Headship is the opportunity to lead. If Jesus is our example of biblical leadership, it will help to take note of how he led his disciples.
First, Jesus led by teaching his disciples (cf. 1 Cor. 14:35). Men, are you equipped to teach and instruct your family? Do you study? Or do you squander your time with the brain-numbing effects of TV?
Second, Jesus led by setting an example for his disciples (John 13:15). What about your speech? The way you dress? The way you use your money and spend your leisure time? What example do you set for your children by the way you talk to your wife in front of them? By what you watch and listen to?
Jesus led by spending time with his disciples (Acts 4:13). Most men spend on average less than 10 minutes a day in face-to-face interaction with their kids. Do you devote time daily and weekly to sitting with your wife and listening to her and speaking encouragement into her life?
Finally, Jesus led by delegating authority to his disciples (Luke 10:1-20)
We must never forget that headship is Scripturally limited. Husbands have never been given the authority to lead their families in ways that are contrary to the Bible. On a related note, if a wife is ever asked or told by her husband to do something that violates Scripture, she is not only free to disobey him, she is obligated to do so.

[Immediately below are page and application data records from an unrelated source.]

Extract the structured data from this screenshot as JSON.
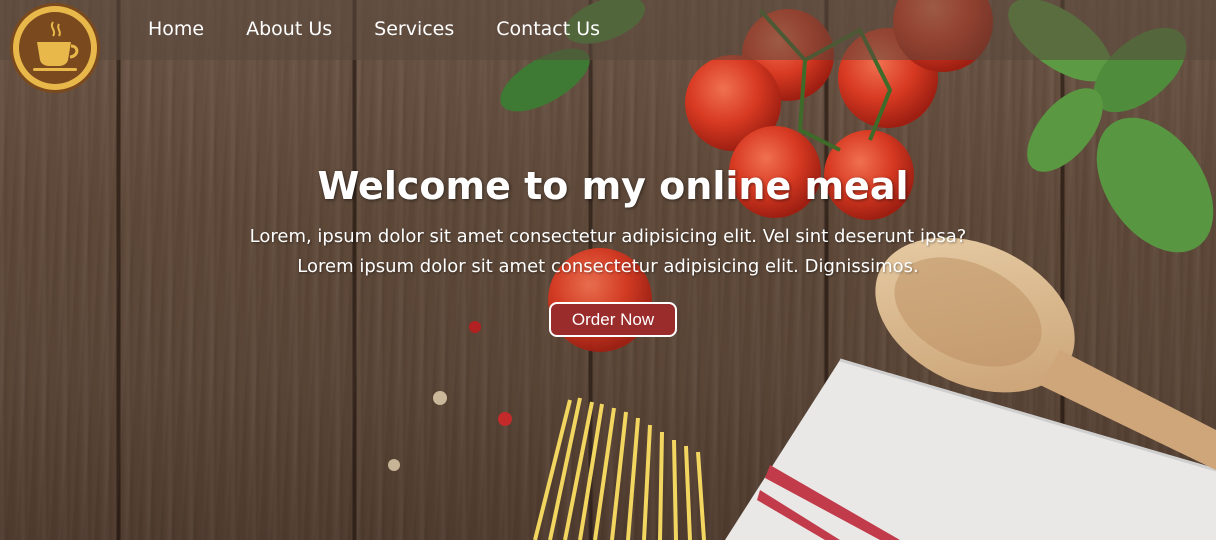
{
  "nav": {
    "logo_icon": "coffee-cup-icon",
    "links": [
      "Home",
      "About Us",
      "Services",
      "Contact Us"
    ]
  },
  "hero": {
    "title": "Welcome to my online meal",
    "description_line1": "Lorem, ipsum dolor sit amet consectetur adipisicing elit. Vel sint deserunt ipsa?",
    "description_line2": "Lorem ipsum dolor sit amet consectetur adipisicing elit. Dignissimos.",
    "cta_label": "Order Now"
  },
  "colors": {
    "accent": "#9b2c2c",
    "logo": "#e8b84a",
    "logo_dark": "#7a4a1e",
    "wood": "#5e4838"
  }
}
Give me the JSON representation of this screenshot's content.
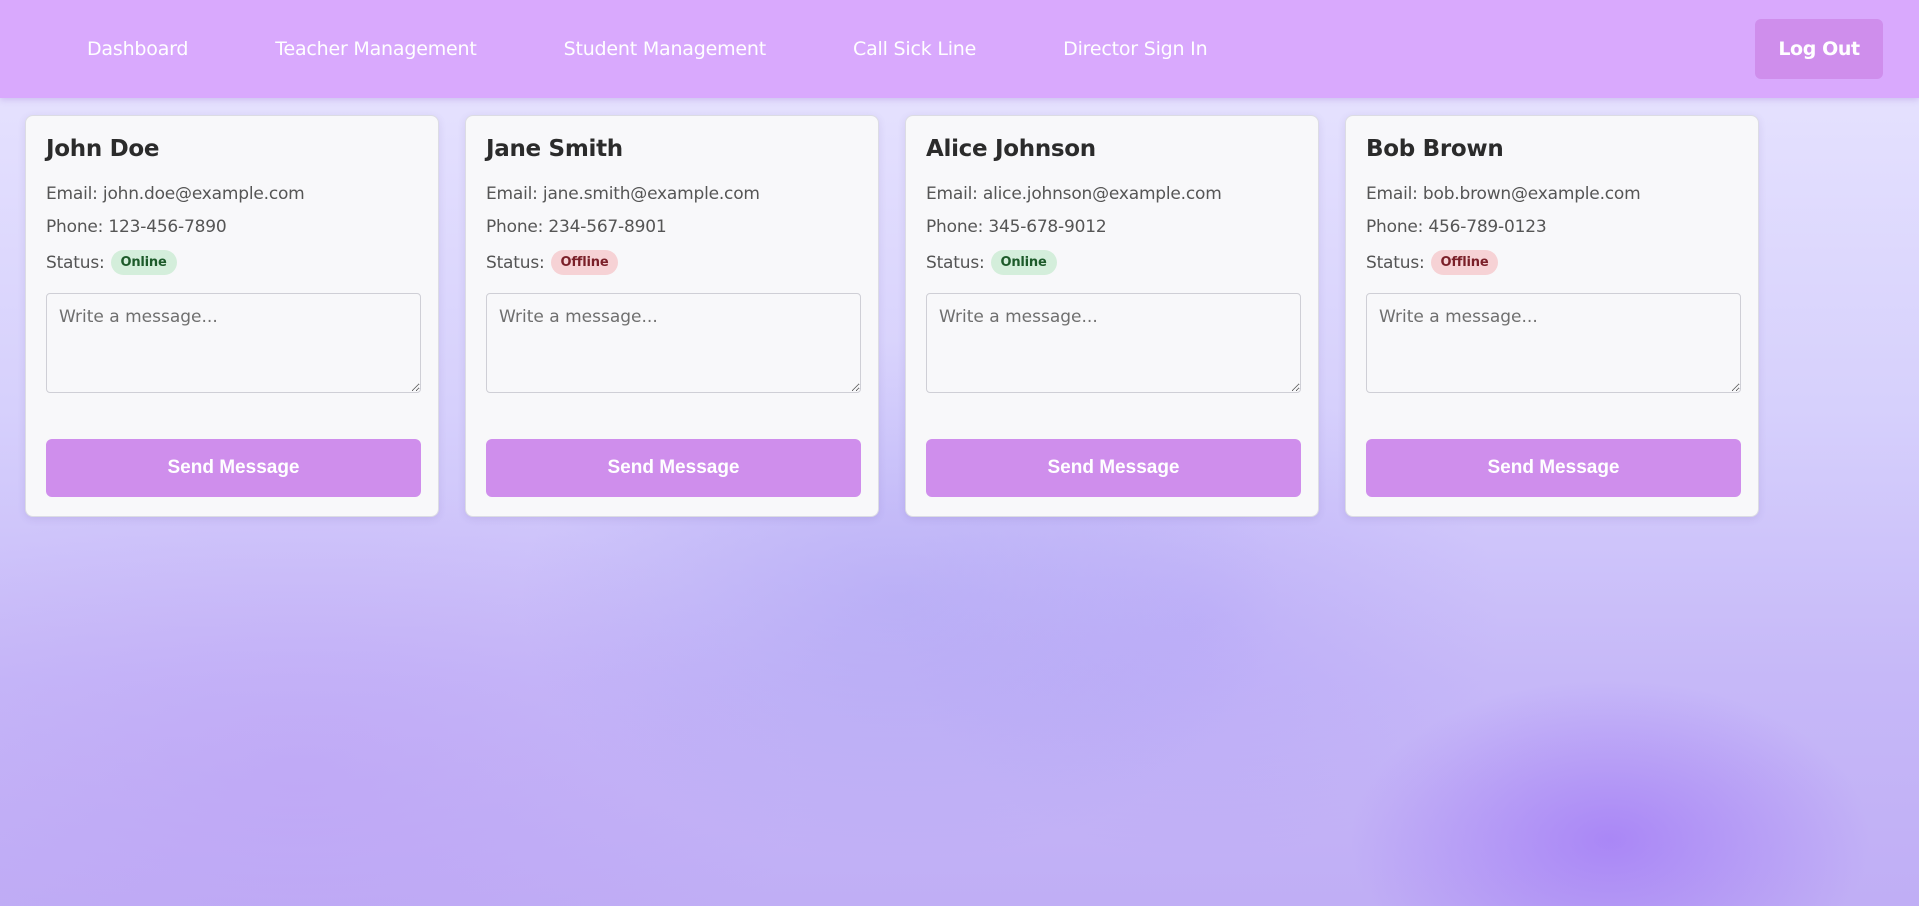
{
  "nav": {
    "links": [
      "Dashboard",
      "Teacher Management",
      "Student Management",
      "Call Sick Line",
      "Director Sign In"
    ],
    "logout_label": "Log Out"
  },
  "labels": {
    "email": "Email:",
    "phone": "Phone:",
    "status": "Status:",
    "placeholder": "Write a message...",
    "send": "Send Message"
  },
  "contacts": [
    {
      "name": "John Doe",
      "email": "john.doe@example.com",
      "phone": "123-456-7890",
      "status": "Online"
    },
    {
      "name": "Jane Smith",
      "email": "jane.smith@example.com",
      "phone": "234-567-8901",
      "status": "Offline"
    },
    {
      "name": "Alice Johnson",
      "email": "alice.johnson@example.com",
      "phone": "345-678-9012",
      "status": "Online"
    },
    {
      "name": "Bob Brown",
      "email": "bob.brown@example.com",
      "phone": "456-789-0123",
      "status": "Offline"
    }
  ],
  "colors": {
    "nav_bg": "#d9a9fd",
    "accent": "#cf8eec",
    "online_bg": "#d4eedb",
    "offline_bg": "#f6d2d5"
  }
}
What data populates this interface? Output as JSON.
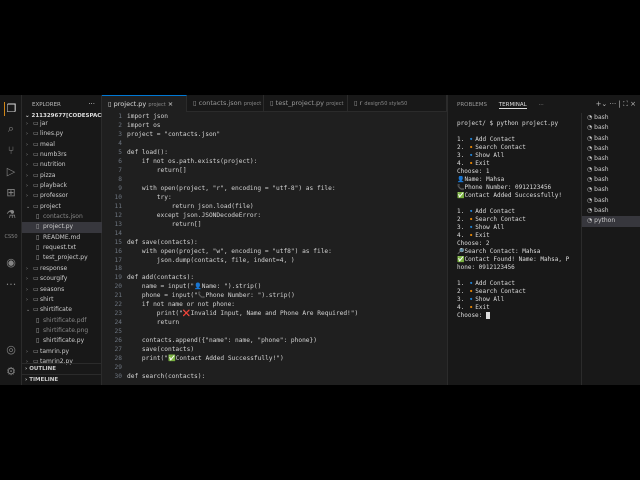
{
  "explorer": {
    "title": "EXPLORER",
    "root": "211329677[CODESPACES]:...",
    "items": [
      {
        "label": "jar",
        "type": "folder",
        "open": false,
        "depth": 0
      },
      {
        "label": "lines.py",
        "type": "folder",
        "open": false,
        "depth": 0
      },
      {
        "label": "meal",
        "type": "folder",
        "open": false,
        "depth": 0
      },
      {
        "label": "numb3rs",
        "type": "folder",
        "open": false,
        "depth": 0
      },
      {
        "label": "nutrition",
        "type": "folder",
        "open": false,
        "depth": 0
      },
      {
        "label": "pizza",
        "type": "folder",
        "open": false,
        "depth": 0
      },
      {
        "label": "playback",
        "type": "folder",
        "open": false,
        "depth": 0
      },
      {
        "label": "professor",
        "type": "folder",
        "open": false,
        "depth": 0
      },
      {
        "label": "project",
        "type": "folder",
        "open": true,
        "depth": 0
      },
      {
        "label": "contacts.json",
        "type": "file",
        "depth": 1,
        "dim": true
      },
      {
        "label": "project.py",
        "type": "file",
        "depth": 1,
        "selected": true
      },
      {
        "label": "README.md",
        "type": "file",
        "depth": 1
      },
      {
        "label": "request.txt",
        "type": "file",
        "depth": 1
      },
      {
        "label": "test_project.py",
        "type": "file",
        "depth": 1
      },
      {
        "label": "response",
        "type": "folder",
        "open": false,
        "depth": 0
      },
      {
        "label": "scourgify",
        "type": "folder",
        "open": false,
        "depth": 0
      },
      {
        "label": "seasons",
        "type": "folder",
        "open": false,
        "depth": 0
      },
      {
        "label": "shirt",
        "type": "folder",
        "open": false,
        "depth": 0
      },
      {
        "label": "shirtificate",
        "type": "folder",
        "open": true,
        "depth": 0
      },
      {
        "label": "shirtificate.pdf",
        "type": "file",
        "depth": 1,
        "dim": true
      },
      {
        "label": "shirtificate.png",
        "type": "file",
        "depth": 1,
        "dim": true
      },
      {
        "label": "shirtificate.py",
        "type": "file",
        "depth": 1
      },
      {
        "label": "tamrin.py",
        "type": "folder",
        "open": false,
        "depth": 0
      },
      {
        "label": "tamrin2.py",
        "type": "folder",
        "open": false,
        "depth": 0
      }
    ],
    "outline": "OUTLINE",
    "timeline": "TIMELINE"
  },
  "activity": [
    "files-icon",
    "search-icon",
    "source-control-icon",
    "run-debug-icon",
    "extensions-icon",
    "testing-icon",
    "cs50-icon",
    "github-icon",
    "more-icon",
    "account-icon",
    "settings-icon"
  ],
  "activity_cs50": "CS50",
  "tabs": [
    {
      "label": "project.py",
      "hint": "project",
      "active": true,
      "close": "×"
    },
    {
      "label": "contacts.json",
      "hint": "project"
    },
    {
      "label": "test_project.py",
      "hint": "project"
    },
    {
      "label": "r",
      "hint": "design50  style50"
    }
  ],
  "code": [
    "import json",
    "import os",
    "project = \"contacts.json\"",
    "",
    "def load():",
    "    if not os.path.exists(project):",
    "        return[]",
    "",
    "    with open(project, \"r\", encoding = \"utf-8\") as file:",
    "        try:",
    "            return json.load(file)",
    "        except json.JSONDecodeError:",
    "            return[]",
    "",
    "def save(contacts):",
    "    with open(project, \"w\", encoding = \"utf8\") as file:",
    "        json.dump(contacts, file, indent=4, )",
    "",
    "def add(contacts):",
    "    name = input(\"👤Name: \").strip()",
    "    phone = input(\"📞Phone Number: \").strip()",
    "    if not name or not phone:",
    "        print(\"❌Invalid Input, Name and Phone Are Required!\")",
    "        return",
    "",
    "    contacts.append({\"name\": name, \"phone\": phone})",
    "    save(contacts)",
    "    print(\"✅Contact Added Successfully!\")",
    "",
    "def search(contacts):"
  ],
  "panel": {
    "tabs": [
      "PROBLEMS",
      "TERMINAL"
    ],
    "active": "TERMINAL",
    "more": "···",
    "actions": "+⌄ ··· | ⛶ ×"
  },
  "terminal": [
    "project/ $ python project.py",
    "",
    "1. 🔹Add Contact",
    "2. 🔸Search Contact",
    "3. 🔹Show All",
    "4. 🔸Exit",
    "Choose: 1",
    "👤Name: Mahsa",
    "📞Phone Number: 0912123456",
    "✅Contact Added Successfully!",
    "",
    "1. 🔹Add Contact",
    "2. 🔸Search Contact",
    "3. 🔹Show All",
    "4. 🔸Exit",
    "Choose: 2",
    "🔎Search Contact: Mahsa",
    "✅Contact Found! Name: Mahsa, P",
    "hone: 0912123456",
    "",
    "1. 🔹Add Contact",
    "2. 🔸Search Contact",
    "3. 🔹Show All",
    "4. 🔸Exit",
    "Choose: "
  ],
  "terminals": [
    "bash",
    "bash",
    "bash",
    "bash",
    "bash",
    "bash",
    "bash",
    "bash",
    "bash",
    "bash",
    "python"
  ],
  "active_terminal": 10
}
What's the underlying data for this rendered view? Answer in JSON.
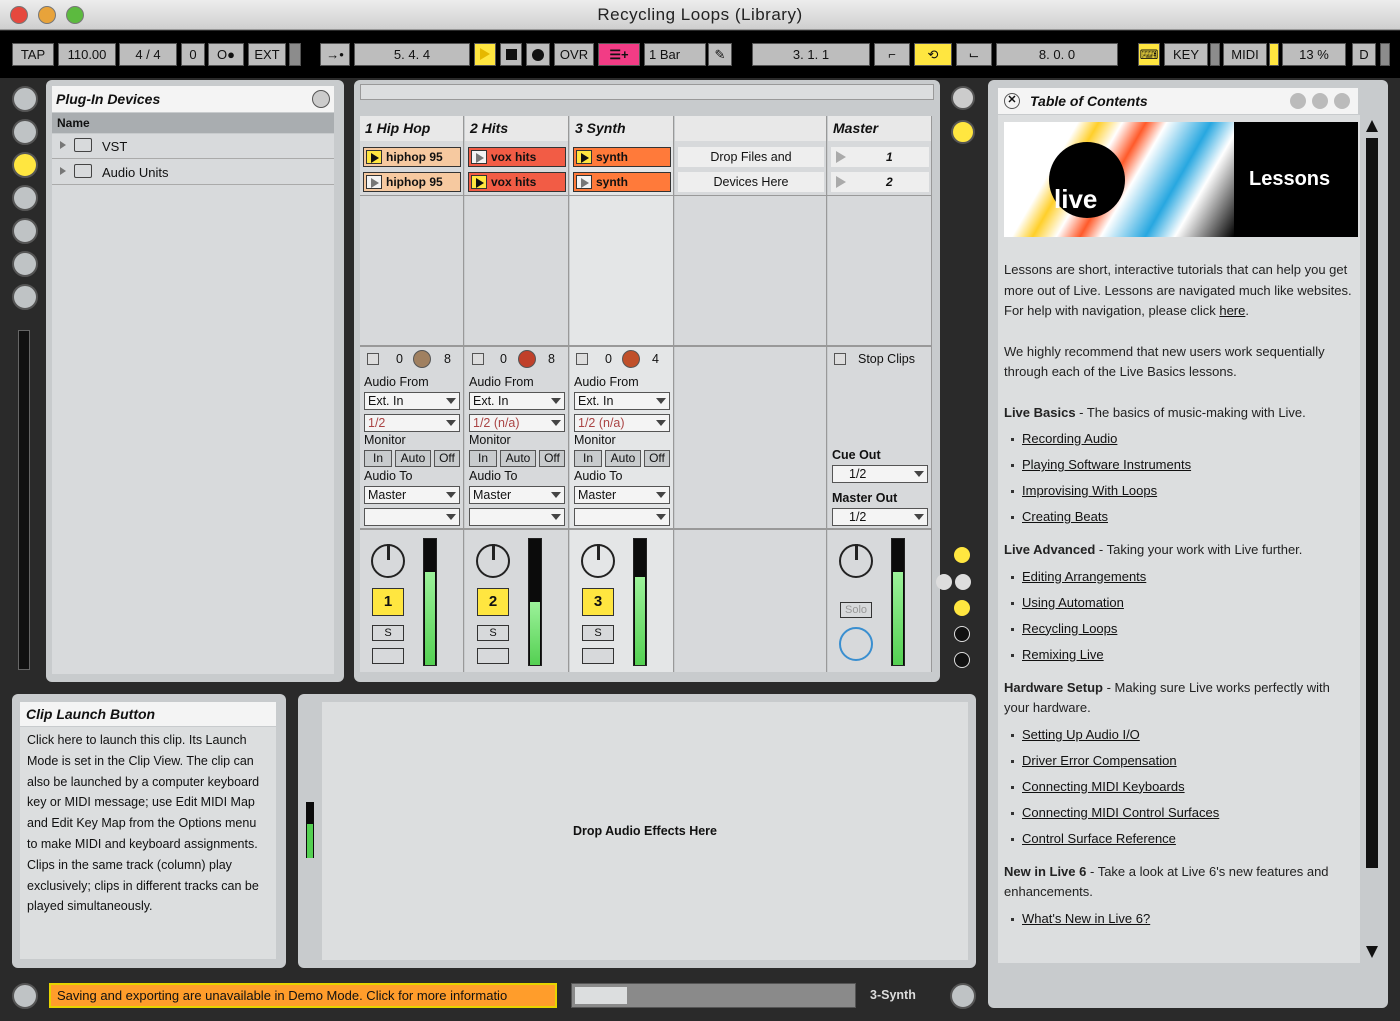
{
  "window": {
    "title": "Recycling Loops (Library)"
  },
  "control_bar": {
    "tap": "TAP",
    "tempo": "110.00",
    "time_sig": "4 / 4",
    "zero": "0",
    "metro": "O●",
    "ext": "EXT",
    "follow": "→•",
    "arrangement_pos": "5.   4.   4",
    "ovr": "OVR",
    "quantize": "1 Bar",
    "loop_start": "3.   1.   1",
    "loop_length": "8.   0.   0",
    "key": "KEY",
    "midi": "MIDI",
    "cpu": "13 %",
    "d": "D"
  },
  "browser": {
    "title": "Plug-In Devices",
    "column": "Name",
    "items": [
      {
        "label": "VST"
      },
      {
        "label": "Audio Units"
      }
    ]
  },
  "session": {
    "tracks": [
      {
        "name": "1 Hip Hop",
        "clips": [
          "hiphop 95",
          "hiphop 95"
        ],
        "left": "0",
        "right": "8",
        "audio_from": "Audio From",
        "input": "Ext. In",
        "channel": "1/2",
        "monitor": "Monitor",
        "audio_to": "Audio To",
        "output": "Master",
        "number": "1",
        "solo": "S"
      },
      {
        "name": "2 Hits",
        "clips": [
          "vox hits",
          "vox hits"
        ],
        "left": "0",
        "right": "8",
        "audio_from": "Audio From",
        "input": "Ext. In",
        "channel": "1/2 (n/a)",
        "monitor": "Monitor",
        "audio_to": "Audio To",
        "output": "Master",
        "number": "2",
        "solo": "S"
      },
      {
        "name": "3 Synth",
        "clips": [
          "synth",
          "synth"
        ],
        "left": "0",
        "right": "4",
        "audio_from": "Audio From",
        "input": "Ext. In",
        "channel": "1/2 (n/a)",
        "monitor": "Monitor",
        "audio_to": "Audio To",
        "output": "Master",
        "number": "3",
        "solo": "S"
      }
    ],
    "monitor_buttons": [
      "In",
      "Auto",
      "Off"
    ],
    "drop_text_1": "Drop Files and",
    "drop_text_2": "Devices Here",
    "master": {
      "name": "Master",
      "scenes": [
        "1",
        "2"
      ],
      "stop_clips": "Stop Clips",
      "cue_out": "Cue Out",
      "cue_value": "1/2",
      "master_out": "Master Out",
      "master_value": "1/2",
      "solo": "Solo"
    }
  },
  "info": {
    "title": "Clip Launch Button",
    "body": "Click here to launch this clip. Its Launch Mode is set in the Clip View. The clip can also be launched by a computer keyboard key or MIDI message; use Edit MIDI Map and Edit Key Map from the Options menu to make MIDI and keyboard assignments. Clips in the same track (column) play exclusively; clips in different tracks can be played simultaneously."
  },
  "device_view": {
    "drop_text": "Drop Audio Effects Here"
  },
  "status_bar": {
    "message": "Saving and exporting are unavailable in Demo Mode. Click for more informatio",
    "track": "3-Synth"
  },
  "toc": {
    "title": "Table of Contents",
    "banner_logo": "live",
    "banner_text": "Lessons",
    "intro_1": "Lessons are short, interactive tutorials that can help you get more out of Live. Lessons are navigated much like websites. For help with navigation, please click ",
    "intro_link": "here",
    "intro_2": "We highly recommend that new users work sequentially through each of the Live Basics lessons.",
    "sections": [
      {
        "head": "Live Basics",
        "desc": " - The basics of music-making with Live.",
        "links": [
          "Recording Audio",
          "Playing Software Instruments",
          "Improvising With Loops",
          "Creating Beats"
        ]
      },
      {
        "head": "Live Advanced",
        "desc": " - Taking your work with Live further.",
        "links": [
          "Editing Arrangements",
          "Using Automation",
          "Recycling Loops",
          "Remixing Live"
        ]
      },
      {
        "head": "Hardware Setup",
        "desc": " - Making sure Live works perfectly with your hardware.",
        "links": [
          "Setting Up Audio I/O",
          "Driver Error Compensation",
          "Connecting MIDI Keyboards",
          "Connecting MIDI Control Surfaces",
          "Control Surface Reference"
        ]
      },
      {
        "head": "New in Live 6",
        "desc": " - Take a look at Live 6's new features and enhancements.",
        "links": [
          "What's New in Live 6?"
        ]
      }
    ]
  },
  "colors": {
    "accent_yellow": "#ffe640",
    "clip_peach": "#f6c9a0",
    "clip_red": "#f25c45",
    "clip_orange": "#ff7a3a",
    "demo_orange": "#ff9d2b"
  }
}
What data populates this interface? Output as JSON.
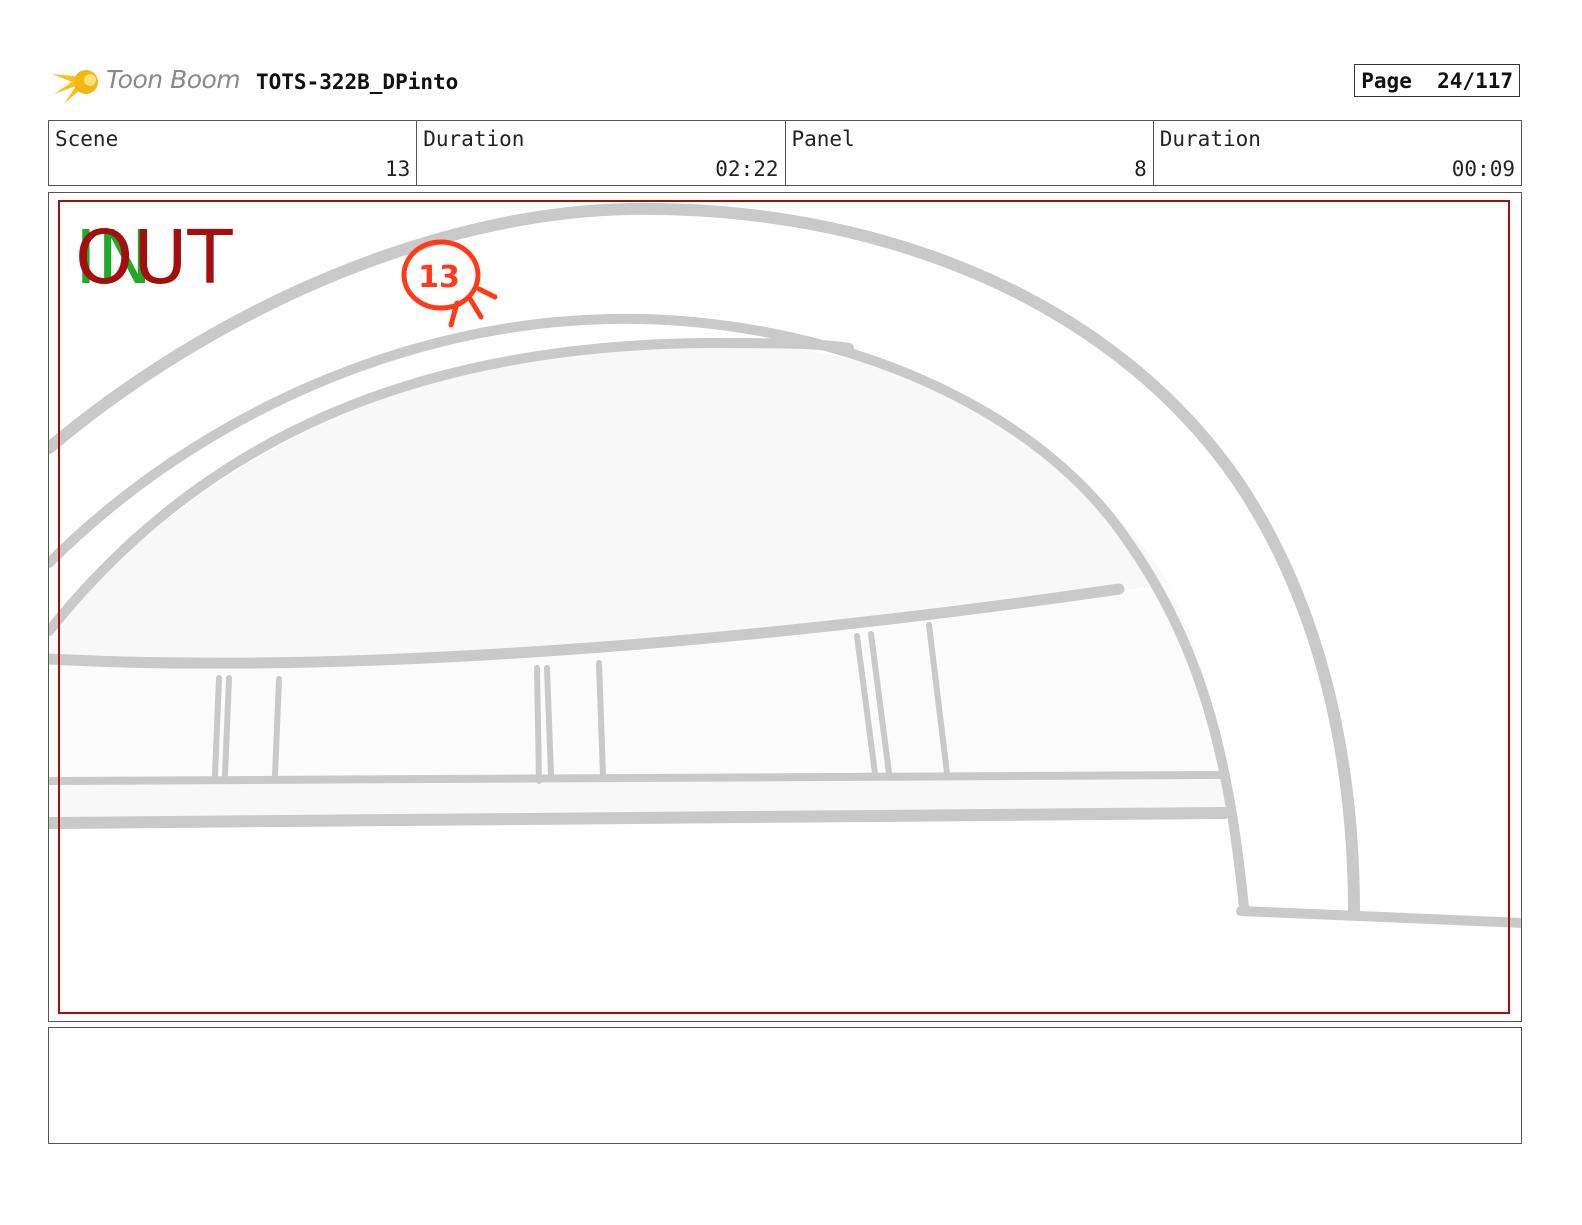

Headship does entail the responsibility to make a final decision when agreement cannot be reached. This final decision, however, may on occasion be to let his wife decide. No. contrary to what you may think, this latter option does not undermine the husband’s authority.
Headship entails gentleness and sensitivity. See Col. 3:18-19 where Paul exhorts husbands not to be "embittered" against their wives. The idea is that of "friction caused by impatience and thoughtless nagging" (Moule).
Headship does not give men the right to be wrong. Simply because God has invested in the husband the authority to lead does not give him the freedom to lead in ways that are contrary to God’s Word.
Headship means loving and caring for one's wife as much as we love and care for ourselves (see Eph. 5:28-29). Consider the time you devote to your own physical health and mental enjoyment: hobbies, activities, golf, TV, etc. Do you pray for your wives, both with them and apart from them?
Headship means loving and caring for one's wife as much as Christ loves and cares for us (see Eph. 5:25-27). Christ's love for us has several characteristics. It is unconditional (Rom. 5:8). It is eternal (Rom. 8:39). It is unselfish (Phil. 2:6-7). It is purposeful (Eph. 5:26-27). It is sacrificial (Eph. 5:25). It is demonstrative (Rom. 5:6-8). Again, Stott writes:
"Christ 'loved' the church and 'gave himself' for her, in order to 'cleanse' her, 'sanctify' her, and ultimately 'present' her to himself in full splendour and without any defect. In other words, his love and self-sacrifice were not an idle display, but purposive. And his purpose was not to impose an alien identity upon the church, but to free her from the spots and wrinkles which mar her beauty and to display her in her true glory. The Christian husband is to have a similar concern. His headship will never be used to suppress his wife. He longs to see her liberated from everything which spoils her true feminine identity and growing towards that 'glory', that perfection of fulfilled personhood which will be the final destiny of all those whom Christ redeems. To this end Christ gave himself. To this end too the husband gives himself in love" (Stott).
Clearly, then, there is no place here for either patsies or bullies. There is no place here for cowards. There is only place here for courageous but humble men who “honor” their wives (1 Peter 3:7), who are quick to acknowledge their shortcomings and just as quick to take whatever steps are necessary to learn and grow and become equipped to do what is essential to lead and love as Christ does.